## Try it
Extract the lines that carry the string "JSON" from the listing.
== Input data
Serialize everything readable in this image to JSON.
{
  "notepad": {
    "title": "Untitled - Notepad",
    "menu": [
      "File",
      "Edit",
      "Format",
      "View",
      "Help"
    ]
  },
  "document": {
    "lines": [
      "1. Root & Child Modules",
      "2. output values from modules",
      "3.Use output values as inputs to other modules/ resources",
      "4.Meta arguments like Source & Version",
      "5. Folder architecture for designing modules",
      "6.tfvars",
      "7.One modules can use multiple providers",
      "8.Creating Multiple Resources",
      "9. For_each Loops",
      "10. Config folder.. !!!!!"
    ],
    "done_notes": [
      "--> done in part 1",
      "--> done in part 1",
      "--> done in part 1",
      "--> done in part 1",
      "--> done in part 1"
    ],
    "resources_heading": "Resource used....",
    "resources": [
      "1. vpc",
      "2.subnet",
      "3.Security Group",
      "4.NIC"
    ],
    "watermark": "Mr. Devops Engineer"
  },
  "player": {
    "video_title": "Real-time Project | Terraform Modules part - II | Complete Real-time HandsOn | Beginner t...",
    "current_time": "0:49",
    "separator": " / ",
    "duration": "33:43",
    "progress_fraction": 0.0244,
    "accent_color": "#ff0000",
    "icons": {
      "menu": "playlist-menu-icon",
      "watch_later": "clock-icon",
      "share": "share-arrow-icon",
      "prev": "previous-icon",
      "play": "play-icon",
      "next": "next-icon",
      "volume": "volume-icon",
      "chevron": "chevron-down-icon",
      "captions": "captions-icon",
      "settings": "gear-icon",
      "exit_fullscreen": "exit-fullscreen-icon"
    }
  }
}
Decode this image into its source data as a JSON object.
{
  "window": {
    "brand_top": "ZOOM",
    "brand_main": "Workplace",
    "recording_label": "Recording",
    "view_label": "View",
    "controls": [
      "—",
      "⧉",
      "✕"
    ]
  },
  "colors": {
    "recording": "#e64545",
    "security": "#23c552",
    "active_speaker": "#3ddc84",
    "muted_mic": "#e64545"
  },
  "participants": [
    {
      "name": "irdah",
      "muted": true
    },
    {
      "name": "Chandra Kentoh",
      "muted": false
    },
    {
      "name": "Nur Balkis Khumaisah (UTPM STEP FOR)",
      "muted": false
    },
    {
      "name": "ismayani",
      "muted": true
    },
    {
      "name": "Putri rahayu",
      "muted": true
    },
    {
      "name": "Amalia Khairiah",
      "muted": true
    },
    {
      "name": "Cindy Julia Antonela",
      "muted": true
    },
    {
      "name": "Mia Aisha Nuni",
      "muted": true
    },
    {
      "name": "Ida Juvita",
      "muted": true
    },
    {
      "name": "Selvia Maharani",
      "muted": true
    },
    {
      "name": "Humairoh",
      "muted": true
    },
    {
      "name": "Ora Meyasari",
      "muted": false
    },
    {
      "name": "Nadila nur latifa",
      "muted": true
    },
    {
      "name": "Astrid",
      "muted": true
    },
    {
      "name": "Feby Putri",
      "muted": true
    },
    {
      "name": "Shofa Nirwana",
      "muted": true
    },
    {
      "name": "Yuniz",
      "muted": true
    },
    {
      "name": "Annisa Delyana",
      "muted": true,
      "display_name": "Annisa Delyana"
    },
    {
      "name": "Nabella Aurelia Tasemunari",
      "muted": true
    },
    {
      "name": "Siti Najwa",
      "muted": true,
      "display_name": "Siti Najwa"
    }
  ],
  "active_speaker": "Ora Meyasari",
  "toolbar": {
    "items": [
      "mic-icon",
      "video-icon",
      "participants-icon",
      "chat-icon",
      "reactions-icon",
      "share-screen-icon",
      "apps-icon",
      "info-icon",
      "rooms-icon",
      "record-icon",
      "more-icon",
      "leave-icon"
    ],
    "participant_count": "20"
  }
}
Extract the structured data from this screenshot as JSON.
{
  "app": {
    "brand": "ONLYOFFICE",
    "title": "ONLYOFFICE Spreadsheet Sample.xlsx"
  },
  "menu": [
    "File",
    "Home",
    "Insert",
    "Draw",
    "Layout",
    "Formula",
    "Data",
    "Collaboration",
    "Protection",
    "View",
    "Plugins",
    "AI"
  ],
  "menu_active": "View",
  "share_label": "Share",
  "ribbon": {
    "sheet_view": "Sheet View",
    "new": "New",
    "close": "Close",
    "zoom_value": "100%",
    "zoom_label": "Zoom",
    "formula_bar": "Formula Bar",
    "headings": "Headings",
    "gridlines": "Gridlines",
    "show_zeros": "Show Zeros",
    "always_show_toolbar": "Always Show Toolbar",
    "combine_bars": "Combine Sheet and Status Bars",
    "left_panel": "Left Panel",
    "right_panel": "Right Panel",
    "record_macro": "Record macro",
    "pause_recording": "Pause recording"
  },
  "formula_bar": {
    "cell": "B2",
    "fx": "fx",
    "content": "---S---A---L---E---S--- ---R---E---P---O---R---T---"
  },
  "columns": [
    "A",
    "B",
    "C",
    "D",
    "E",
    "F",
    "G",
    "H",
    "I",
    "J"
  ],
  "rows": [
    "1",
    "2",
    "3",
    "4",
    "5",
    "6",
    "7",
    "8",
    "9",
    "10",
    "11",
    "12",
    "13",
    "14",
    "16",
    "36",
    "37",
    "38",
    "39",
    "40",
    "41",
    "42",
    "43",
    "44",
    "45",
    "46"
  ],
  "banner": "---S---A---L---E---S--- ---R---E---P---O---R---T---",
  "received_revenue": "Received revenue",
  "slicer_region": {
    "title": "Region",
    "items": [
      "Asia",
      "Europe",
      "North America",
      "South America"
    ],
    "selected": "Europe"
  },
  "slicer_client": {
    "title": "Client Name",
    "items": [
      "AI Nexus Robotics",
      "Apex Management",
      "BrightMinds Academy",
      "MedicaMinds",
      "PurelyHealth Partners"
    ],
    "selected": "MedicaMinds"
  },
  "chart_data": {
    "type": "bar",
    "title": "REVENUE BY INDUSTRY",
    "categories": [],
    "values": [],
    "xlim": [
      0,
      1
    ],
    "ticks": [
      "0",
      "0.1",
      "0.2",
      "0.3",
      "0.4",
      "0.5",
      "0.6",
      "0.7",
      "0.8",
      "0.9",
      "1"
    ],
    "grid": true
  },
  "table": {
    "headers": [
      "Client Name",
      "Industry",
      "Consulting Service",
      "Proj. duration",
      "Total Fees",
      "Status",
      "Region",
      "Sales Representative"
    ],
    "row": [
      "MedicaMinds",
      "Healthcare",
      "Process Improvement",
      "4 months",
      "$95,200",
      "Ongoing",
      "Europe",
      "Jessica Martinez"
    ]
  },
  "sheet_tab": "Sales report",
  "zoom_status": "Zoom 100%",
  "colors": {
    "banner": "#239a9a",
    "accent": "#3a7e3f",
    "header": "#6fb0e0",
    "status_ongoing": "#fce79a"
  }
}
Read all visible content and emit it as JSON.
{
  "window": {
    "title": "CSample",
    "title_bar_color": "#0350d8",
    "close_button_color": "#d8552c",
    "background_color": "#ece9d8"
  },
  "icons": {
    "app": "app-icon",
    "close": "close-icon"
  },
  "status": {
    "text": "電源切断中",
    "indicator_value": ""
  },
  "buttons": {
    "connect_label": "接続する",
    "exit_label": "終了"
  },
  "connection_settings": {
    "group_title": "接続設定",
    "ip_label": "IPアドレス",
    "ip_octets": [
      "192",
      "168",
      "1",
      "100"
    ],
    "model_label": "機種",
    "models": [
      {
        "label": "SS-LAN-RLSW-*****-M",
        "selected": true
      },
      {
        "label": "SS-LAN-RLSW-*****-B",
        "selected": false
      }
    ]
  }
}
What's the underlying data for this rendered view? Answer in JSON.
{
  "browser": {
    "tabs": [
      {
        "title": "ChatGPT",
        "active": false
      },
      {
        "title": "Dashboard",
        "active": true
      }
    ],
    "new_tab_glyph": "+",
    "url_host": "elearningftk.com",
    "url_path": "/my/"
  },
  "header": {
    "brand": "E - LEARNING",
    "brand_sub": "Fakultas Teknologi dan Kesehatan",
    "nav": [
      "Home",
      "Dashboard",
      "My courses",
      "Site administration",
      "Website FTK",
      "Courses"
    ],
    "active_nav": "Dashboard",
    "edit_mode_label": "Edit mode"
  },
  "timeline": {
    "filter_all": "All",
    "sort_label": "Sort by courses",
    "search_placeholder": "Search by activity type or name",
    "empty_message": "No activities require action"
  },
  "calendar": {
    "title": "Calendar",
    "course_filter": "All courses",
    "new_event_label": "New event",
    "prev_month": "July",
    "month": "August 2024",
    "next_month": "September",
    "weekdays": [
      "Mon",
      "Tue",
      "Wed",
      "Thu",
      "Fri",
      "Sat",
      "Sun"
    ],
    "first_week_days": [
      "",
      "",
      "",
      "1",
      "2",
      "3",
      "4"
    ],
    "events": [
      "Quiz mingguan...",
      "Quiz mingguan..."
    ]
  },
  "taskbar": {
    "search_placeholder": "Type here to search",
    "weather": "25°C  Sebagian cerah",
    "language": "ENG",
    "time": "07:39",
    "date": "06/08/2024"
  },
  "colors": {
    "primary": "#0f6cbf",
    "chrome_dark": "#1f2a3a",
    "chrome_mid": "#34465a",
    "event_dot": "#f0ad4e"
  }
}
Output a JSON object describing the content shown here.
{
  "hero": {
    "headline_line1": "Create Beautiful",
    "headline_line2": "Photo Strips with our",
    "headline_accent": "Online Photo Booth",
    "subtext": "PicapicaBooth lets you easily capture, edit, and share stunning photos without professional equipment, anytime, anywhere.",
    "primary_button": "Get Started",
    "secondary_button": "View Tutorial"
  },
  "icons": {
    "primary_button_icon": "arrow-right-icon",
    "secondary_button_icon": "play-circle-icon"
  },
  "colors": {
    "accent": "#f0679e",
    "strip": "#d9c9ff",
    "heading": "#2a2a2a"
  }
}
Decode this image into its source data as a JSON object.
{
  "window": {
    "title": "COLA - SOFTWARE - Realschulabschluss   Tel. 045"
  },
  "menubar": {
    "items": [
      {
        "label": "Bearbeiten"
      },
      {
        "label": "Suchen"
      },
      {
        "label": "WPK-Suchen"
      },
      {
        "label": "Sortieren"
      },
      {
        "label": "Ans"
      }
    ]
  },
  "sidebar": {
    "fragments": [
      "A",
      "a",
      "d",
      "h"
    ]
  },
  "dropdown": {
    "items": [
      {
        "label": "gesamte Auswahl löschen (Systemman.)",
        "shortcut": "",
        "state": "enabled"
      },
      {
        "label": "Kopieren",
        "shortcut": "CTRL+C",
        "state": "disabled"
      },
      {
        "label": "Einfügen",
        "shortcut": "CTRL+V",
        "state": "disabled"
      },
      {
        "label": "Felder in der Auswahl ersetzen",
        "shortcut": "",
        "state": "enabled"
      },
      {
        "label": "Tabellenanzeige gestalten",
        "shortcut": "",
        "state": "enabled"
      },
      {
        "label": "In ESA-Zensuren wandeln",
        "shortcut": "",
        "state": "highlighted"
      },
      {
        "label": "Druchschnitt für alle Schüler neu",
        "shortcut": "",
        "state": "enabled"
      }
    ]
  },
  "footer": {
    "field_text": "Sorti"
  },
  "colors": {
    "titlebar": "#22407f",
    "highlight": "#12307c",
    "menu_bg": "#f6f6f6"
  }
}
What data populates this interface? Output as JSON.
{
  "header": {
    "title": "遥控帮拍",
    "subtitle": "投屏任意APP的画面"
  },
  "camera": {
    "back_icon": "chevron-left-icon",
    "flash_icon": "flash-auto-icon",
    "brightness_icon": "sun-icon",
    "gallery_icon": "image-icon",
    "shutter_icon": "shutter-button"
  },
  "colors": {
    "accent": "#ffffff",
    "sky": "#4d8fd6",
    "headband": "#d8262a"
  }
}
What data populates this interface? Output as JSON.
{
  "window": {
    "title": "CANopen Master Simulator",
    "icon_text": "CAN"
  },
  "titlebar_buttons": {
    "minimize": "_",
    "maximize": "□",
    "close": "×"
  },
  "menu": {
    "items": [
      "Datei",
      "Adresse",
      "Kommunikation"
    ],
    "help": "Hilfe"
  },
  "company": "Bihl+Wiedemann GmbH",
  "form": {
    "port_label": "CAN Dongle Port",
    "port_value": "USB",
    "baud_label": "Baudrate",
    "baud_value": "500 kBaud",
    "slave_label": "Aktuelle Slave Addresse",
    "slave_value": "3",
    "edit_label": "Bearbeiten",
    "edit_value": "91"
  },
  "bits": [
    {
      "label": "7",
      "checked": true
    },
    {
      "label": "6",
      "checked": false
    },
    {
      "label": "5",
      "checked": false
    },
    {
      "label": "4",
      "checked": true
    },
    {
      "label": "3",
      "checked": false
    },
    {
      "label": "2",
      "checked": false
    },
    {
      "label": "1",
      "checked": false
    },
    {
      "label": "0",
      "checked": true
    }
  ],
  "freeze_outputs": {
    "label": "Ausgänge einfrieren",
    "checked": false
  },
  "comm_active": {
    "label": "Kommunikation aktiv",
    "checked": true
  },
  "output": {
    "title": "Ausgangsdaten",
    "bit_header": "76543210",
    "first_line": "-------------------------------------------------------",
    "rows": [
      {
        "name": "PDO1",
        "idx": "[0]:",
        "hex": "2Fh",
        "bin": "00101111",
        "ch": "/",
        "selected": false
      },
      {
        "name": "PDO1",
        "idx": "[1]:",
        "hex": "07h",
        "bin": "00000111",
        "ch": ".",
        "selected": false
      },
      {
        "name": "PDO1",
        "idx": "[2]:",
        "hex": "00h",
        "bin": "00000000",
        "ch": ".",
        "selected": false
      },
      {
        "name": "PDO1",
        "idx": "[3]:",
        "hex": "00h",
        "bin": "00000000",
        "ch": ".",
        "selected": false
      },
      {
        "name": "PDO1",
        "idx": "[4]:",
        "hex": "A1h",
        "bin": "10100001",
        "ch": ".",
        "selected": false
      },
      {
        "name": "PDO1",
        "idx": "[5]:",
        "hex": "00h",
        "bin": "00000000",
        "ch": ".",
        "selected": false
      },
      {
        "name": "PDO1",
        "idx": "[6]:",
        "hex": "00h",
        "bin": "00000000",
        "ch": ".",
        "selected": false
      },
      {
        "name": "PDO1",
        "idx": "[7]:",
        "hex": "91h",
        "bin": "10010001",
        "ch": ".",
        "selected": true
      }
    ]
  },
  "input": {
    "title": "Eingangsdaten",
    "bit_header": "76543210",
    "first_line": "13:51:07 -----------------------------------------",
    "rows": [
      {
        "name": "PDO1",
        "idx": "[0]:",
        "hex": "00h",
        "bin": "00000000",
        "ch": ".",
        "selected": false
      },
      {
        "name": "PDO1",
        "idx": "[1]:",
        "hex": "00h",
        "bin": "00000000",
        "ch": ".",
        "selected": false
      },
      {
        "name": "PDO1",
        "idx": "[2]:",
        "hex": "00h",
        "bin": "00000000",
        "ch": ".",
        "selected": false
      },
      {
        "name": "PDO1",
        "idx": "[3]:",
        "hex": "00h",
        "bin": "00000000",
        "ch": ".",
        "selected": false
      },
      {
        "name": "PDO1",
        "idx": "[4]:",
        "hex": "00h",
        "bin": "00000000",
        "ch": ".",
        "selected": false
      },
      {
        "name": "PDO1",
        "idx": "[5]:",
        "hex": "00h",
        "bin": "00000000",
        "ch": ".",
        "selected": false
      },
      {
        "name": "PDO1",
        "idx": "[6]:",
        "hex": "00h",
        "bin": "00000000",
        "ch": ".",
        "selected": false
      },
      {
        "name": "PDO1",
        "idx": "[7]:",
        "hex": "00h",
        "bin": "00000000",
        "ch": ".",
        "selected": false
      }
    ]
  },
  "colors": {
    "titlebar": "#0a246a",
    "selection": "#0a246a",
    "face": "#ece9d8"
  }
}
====
## Exercise output
Serialize everything readable in this image to JSON.
Decode this image into its source data as a JSON object.
Extract the structured data from this screenshot as JSON.
Read all visible content and emit it as JSON.
What's the underlying data for this rendered view? Answer in JSON.
Output a JSON object describing the content shown here.
Decode this image into its source data as a JSON object.
What data populates this interface? Output as JSON.
What data populates this interface? Output as JSON.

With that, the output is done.